▸ Supplied records:

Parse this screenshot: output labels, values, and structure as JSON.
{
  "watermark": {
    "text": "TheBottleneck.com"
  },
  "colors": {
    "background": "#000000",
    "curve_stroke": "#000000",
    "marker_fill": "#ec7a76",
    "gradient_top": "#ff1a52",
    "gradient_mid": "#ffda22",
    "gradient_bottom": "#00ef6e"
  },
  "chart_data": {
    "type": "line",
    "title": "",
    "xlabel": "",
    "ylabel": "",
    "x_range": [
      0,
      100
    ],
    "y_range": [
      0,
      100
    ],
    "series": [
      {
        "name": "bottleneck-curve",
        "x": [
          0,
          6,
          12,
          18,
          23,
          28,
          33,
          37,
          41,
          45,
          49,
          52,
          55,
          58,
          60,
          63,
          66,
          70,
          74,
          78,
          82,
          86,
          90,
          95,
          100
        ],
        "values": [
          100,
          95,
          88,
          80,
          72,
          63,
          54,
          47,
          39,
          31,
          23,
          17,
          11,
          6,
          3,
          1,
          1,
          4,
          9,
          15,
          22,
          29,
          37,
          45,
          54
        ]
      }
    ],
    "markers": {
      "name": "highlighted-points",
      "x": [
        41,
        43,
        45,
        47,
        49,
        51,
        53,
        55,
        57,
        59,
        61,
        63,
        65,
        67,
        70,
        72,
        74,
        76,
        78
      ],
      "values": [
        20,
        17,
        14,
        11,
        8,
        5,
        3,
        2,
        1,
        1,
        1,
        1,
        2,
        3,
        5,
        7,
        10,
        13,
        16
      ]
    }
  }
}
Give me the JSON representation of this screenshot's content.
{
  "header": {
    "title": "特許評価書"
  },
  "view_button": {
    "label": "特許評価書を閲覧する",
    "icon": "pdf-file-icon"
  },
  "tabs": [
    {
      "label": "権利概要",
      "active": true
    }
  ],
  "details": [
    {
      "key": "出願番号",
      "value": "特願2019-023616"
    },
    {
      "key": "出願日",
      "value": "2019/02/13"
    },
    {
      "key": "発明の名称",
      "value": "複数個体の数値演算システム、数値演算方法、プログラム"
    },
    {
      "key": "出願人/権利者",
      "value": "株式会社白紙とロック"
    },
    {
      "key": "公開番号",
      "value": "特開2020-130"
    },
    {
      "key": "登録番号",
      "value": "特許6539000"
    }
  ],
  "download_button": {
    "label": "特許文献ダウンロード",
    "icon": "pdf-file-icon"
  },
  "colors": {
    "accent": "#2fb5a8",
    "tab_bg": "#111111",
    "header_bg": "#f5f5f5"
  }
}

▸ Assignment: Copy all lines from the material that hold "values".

▸ Task output:
Parse this screenshot: output labels, values, and structure as JSON.
        "values": [
      "values": [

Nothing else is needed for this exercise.